Love Never Quits
Persistence is a virtue, I am beginning to realize. That and patience. The two are unusual companions when rearing teens. Let’s start with patience. A wise person once told a story about learning to watercolor. During the first art session, the teacher brushed on the first layer, a wash of cobalt blue, then leaned back in his chair. Silence settled over the room. The moment lengthened. What a waste of time! What was he waiting for? The teacher just sat there, silently. Finally, he dipped his brush back into the cobalt and painted another layer. “The most common mistake by novice painters,” he said, “is that they are so anxious to get finished, they don’t take time to let one layer dry before adding another layer. Creating art requires patience and waiting.” I wondered if it were the same in raising children – a very special type of artistic endeavor. Could patience be a virtue? We have to be sure to wait, to give ourselves and our children time. And to not give up.
Persistence means being there for them. It is difficult when we are really frustrated. We cannot just give up on parenting when it is difficult. We need to find a way through. We need to try. A young mother was very exasperated by her child. He had been pushing all her buttons all day long. She told him, “you don’t even try to get along with me.” They lived on a street with mailboxes on posts out on the sidewalk. The mother one day found straw in the mailbox – someone had been playing tricks on her, perhaps her son, and had been putting twigs and straw in there. She brushed it away. The same thing happened the next day – he was really getting on her nerves now, playing tricks like that. She went out the next day and saw a bird leaving the box and inside were the twigs, straw and now a blue egg. It hadn’t been her son playing tricks after all. It was a very persistent bird, trying to build a nest. The young mother took her son out to see the nest. They left it alone and set up a cardboard box for the mail next to it. She sat down with her son in the house. “I am here to listen” she said to him. It was time for her to try. He poured out all his trials and tribulations and she listened. It seemed to be a new beginning for them.
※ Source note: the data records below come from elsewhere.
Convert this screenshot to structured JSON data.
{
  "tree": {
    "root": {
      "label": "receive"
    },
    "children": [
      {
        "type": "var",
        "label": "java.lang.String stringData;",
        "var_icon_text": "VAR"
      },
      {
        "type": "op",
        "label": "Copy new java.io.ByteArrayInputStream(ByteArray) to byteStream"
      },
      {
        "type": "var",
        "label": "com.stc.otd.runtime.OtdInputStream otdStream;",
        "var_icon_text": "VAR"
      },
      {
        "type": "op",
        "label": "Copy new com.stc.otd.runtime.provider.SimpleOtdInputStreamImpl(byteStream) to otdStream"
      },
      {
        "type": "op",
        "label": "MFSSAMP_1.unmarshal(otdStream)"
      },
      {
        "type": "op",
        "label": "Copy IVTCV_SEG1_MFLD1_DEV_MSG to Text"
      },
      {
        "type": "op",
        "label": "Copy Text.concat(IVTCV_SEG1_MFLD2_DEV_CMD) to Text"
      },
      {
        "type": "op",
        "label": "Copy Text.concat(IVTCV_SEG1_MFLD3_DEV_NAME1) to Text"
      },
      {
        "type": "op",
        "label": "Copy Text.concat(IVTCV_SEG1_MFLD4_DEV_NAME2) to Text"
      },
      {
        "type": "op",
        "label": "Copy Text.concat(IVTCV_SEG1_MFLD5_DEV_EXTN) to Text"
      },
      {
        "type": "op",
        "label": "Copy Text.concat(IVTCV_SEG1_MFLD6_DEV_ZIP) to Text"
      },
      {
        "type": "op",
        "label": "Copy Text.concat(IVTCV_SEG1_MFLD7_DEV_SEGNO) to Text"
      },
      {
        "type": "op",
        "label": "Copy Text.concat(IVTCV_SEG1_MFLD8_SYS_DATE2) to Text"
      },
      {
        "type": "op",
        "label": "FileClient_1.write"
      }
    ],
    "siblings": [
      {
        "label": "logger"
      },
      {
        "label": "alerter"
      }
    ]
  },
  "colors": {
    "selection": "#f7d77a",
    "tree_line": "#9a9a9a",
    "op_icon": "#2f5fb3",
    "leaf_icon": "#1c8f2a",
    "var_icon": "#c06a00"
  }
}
She needed to be persistent, but in a very different way than she had been.
Patience and persistence – strange bedfellows, but somehow essential to us as parents who care, who listen, and who make a difference to our children.
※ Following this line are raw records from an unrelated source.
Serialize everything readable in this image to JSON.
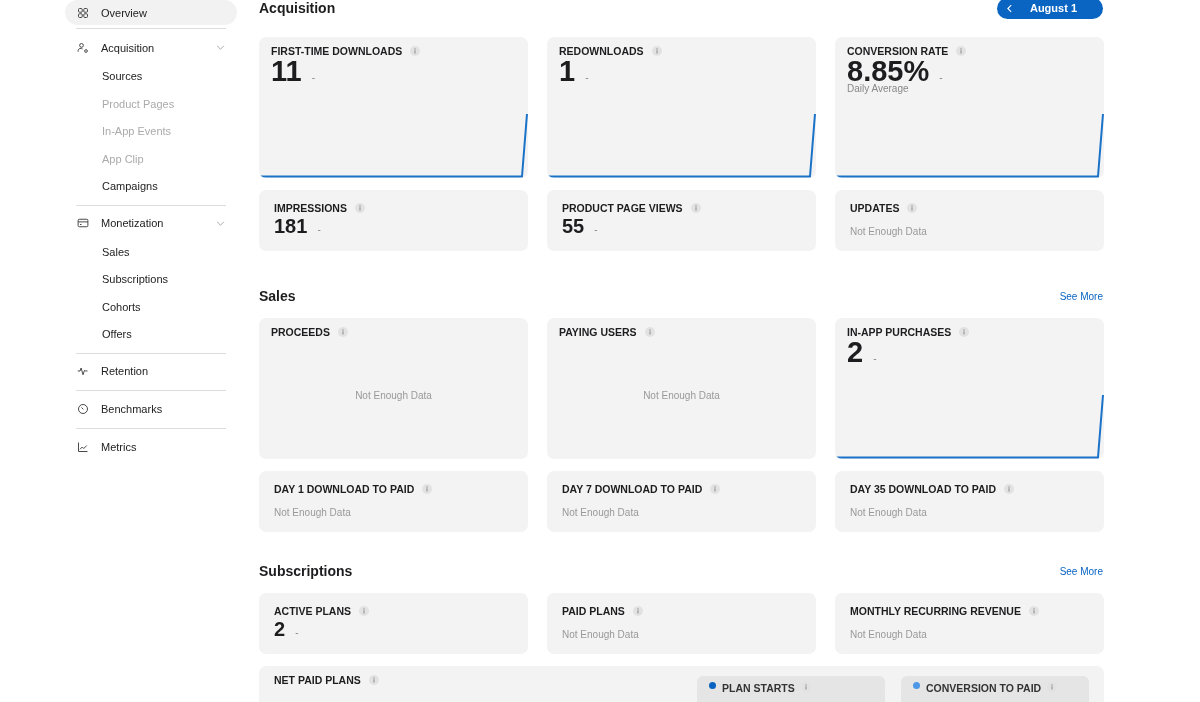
{
  "sidebar": {
    "items": [
      {
        "label": "Overview",
        "selected": true
      },
      {
        "label": "Acquisition",
        "selected": false,
        "expanded": true,
        "children": [
          {
            "label": "Sources",
            "disabled": false
          },
          {
            "label": "Product Pages",
            "disabled": true
          },
          {
            "label": "In-App Events",
            "disabled": true
          },
          {
            "label": "App Clip",
            "disabled": true
          },
          {
            "label": "Campaigns",
            "disabled": false
          }
        ]
      },
      {
        "label": "Monetization",
        "selected": false,
        "expanded": true,
        "children": [
          {
            "label": "Sales",
            "disabled": false
          },
          {
            "label": "Subscriptions",
            "disabled": false
          },
          {
            "label": "Cohorts",
            "disabled": false
          },
          {
            "label": "Offers",
            "disabled": false
          }
        ]
      },
      {
        "label": "Retention",
        "selected": false
      },
      {
        "label": "Benchmarks",
        "selected": false
      },
      {
        "label": "Metrics",
        "selected": false
      }
    ]
  },
  "date_button": {
    "label": "August 1"
  },
  "sections": [
    {
      "title": "Acquisition",
      "cards": [
        {
          "kind": "trend",
          "label": "FIRST-TIME DOWNLOADS",
          "value": "11",
          "delta": "-"
        },
        {
          "kind": "trend",
          "label": "REDOWNLOADS",
          "value": "1",
          "delta": "-"
        },
        {
          "kind": "trend",
          "label": "CONVERSION RATE",
          "value": "8.85%",
          "delta": "-",
          "subtitle": "Daily Average"
        },
        {
          "kind": "stat",
          "label": "IMPRESSIONS",
          "value": "181",
          "delta": "-"
        },
        {
          "kind": "stat",
          "label": "PRODUCT PAGE VIEWS",
          "value": "55",
          "delta": "-"
        },
        {
          "kind": "empty",
          "label": "UPDATES",
          "message": "Not Enough Data"
        }
      ]
    },
    {
      "title": "Sales",
      "link": "See More",
      "cards": [
        {
          "kind": "empty_chart",
          "label": "PROCEEDS",
          "message": "Not Enough Data"
        },
        {
          "kind": "empty_chart",
          "label": "PAYING USERS",
          "message": "Not Enough Data"
        },
        {
          "kind": "trend",
          "label": "IN-APP PURCHASES",
          "value": "2",
          "delta": "-"
        },
        {
          "kind": "empty",
          "label": "DAY 1 DOWNLOAD TO PAID",
          "message": "Not Enough Data"
        },
        {
          "kind": "empty",
          "label": "DAY 7 DOWNLOAD TO PAID",
          "message": "Not Enough Data"
        },
        {
          "kind": "empty",
          "label": "DAY 35 DOWNLOAD TO PAID",
          "message": "Not Enough Data"
        }
      ]
    },
    {
      "title": "Subscriptions",
      "link": "See More",
      "cards": [
        {
          "kind": "stat",
          "label": "ACTIVE PLANS",
          "value": "2",
          "delta": "-"
        },
        {
          "kind": "empty",
          "label": "PAID PLANS",
          "message": "Not Enough Data"
        },
        {
          "kind": "empty",
          "label": "MONTHLY RECURRING REVENUE",
          "message": "Not Enough Data"
        },
        {
          "kind": "wide",
          "label": "NET PAID PLANS",
          "legend": [
            {
              "label": "PLAN STARTS",
              "color": "#0a63c2"
            },
            {
              "label": "CONVERSION TO PAID",
              "color": "#4d97e6"
            }
          ]
        }
      ]
    }
  ]
}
Stories borrowed from Sue Monk Kidd
Commentary by Margaret Murchan, LCSW